A concussion network that treats up to 50 patients per month and that has conducted over 1,000 baseline tests in the past year will be offering free advice to sports players, coaches and parents, farmers and others attending the National Ploughing Championships in Carlow, as well as free baseline testing for one sports team.
The University of Pittsburg Medical Centre (UPMC) concussion network is working with GAA and other sports clubs across the country, as well as schools and universities, offering baseline testing to underage and adult players alongside education and awareness sessions.
Baseline tests provide valuable pre-injury data used to identify and individually treat concussions that occur on or off the field.
Regional workshops involving coaches, medics, parents, teachers and team physiotherapists have been well received, with the results of baseline tests providing data that can be used as a comparison in the event of injury or an accident, on or off the field of play.
The UPMC concussion network, based at UPMC Whitfield Hospital in Waterford, has created the first countrywide network of healthcare providers for the diagnosis and treatment of concussions in people of all ages.
Its team, along with experts from UPMC’s Joint School, will be at the National Ploughing Championships from September 17 to 19, offering workshops and question and answer sessions, explaining what they do and how they can help.
The concussion network’s clinical leads in Ireland include consultant pediatrician Dr. Niamh Lynch, and inter-county team doctors Tadhg Crowley, Kilkenny, Sean Moffatt, Mayo, and Enda Devitt, Galway.

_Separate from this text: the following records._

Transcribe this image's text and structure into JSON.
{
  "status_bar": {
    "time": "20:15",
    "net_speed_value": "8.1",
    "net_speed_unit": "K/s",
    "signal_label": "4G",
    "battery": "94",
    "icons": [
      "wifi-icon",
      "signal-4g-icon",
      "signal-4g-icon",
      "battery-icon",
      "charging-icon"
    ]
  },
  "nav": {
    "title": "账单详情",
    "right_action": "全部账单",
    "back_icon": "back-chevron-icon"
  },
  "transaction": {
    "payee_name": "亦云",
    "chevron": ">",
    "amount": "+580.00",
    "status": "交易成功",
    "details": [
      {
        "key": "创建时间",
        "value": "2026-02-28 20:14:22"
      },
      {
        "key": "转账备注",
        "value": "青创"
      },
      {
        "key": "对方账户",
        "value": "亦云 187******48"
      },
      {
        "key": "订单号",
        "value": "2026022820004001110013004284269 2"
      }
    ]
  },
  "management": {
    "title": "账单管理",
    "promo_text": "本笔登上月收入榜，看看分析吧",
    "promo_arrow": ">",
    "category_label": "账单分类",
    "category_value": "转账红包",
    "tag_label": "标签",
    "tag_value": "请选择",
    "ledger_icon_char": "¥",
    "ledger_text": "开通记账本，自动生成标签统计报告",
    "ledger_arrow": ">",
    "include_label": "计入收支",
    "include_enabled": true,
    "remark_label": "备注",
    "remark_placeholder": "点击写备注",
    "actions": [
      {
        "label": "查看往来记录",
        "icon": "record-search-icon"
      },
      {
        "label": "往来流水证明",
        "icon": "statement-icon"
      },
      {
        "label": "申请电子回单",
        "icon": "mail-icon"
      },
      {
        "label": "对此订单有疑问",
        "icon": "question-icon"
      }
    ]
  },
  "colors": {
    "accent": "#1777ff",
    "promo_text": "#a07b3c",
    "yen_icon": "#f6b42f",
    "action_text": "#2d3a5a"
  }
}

They travelled to Pittsburgh for training in the model of targeted, individualised care practiced at the world-renowned UPMC sports medicine concussion programme at the Rooney and Lemieux sports complex, home of the Pittsburgh Steelers, NFL, and Pittsburgh Penguins ice hockey team.
Dr. Tadhg Crowley, UPMC concussion network clinical lead in the south-east region, said that a concussion can be such a serious event, not only for sports but also for daily lives and particularly for younger age groups.
The ‘one-size-fits-all’ approach to concussion treatment may not be right for everyone. The UPMC programme is a safe, measured and controlled method of diagnosing and treating concussions and the neuro-cognitive baseline test because it has measured the norm for a sports player pre-injury – a particularly important development.
Evaluations and treatment through this growing network of clinicians are currently available at locations in Waterford; Cork; Dublin; Kilkenny; Galway; Mayo; and Belfast.
The network also delivers education sessions at sporting clubs and schools across the country, talking to players, parents, coaches and managers about the signs and symptoms of concussions and how it can affect all aspects of their lives, not only the ability to play sports.
Sports-related concussion recovery time may be reduced if athletes are removed from participation, Dr. Anthony Kontos, UPMC sports medicine concussion programme research director and Dr. Micky Collins, UPMC sports medicine concussion programme clinical director, have stated on previous visits to this country.
Immediate removal from play is the first step in mitigating prolonged sports-related concussions, they stated.
The Irish team will hold twice daily workshops at UPMC’s tent at the ‘Ploughing’, open to parents, coaches, players and anyone with an interest in the topic.
Knee and hip replacement
Medical staff from the UPMC Whitfield Hospital Joint School will also be on hand to discuss knee and hip replacement surgery. The hospital offers a complete support and education service for joint replacement patients, from diagnosis through to recovery.
To win baseline testing for your sports team, drop by the UPMC tent at the National Ploughing Championships. For more information, visit: www.upmc.ie.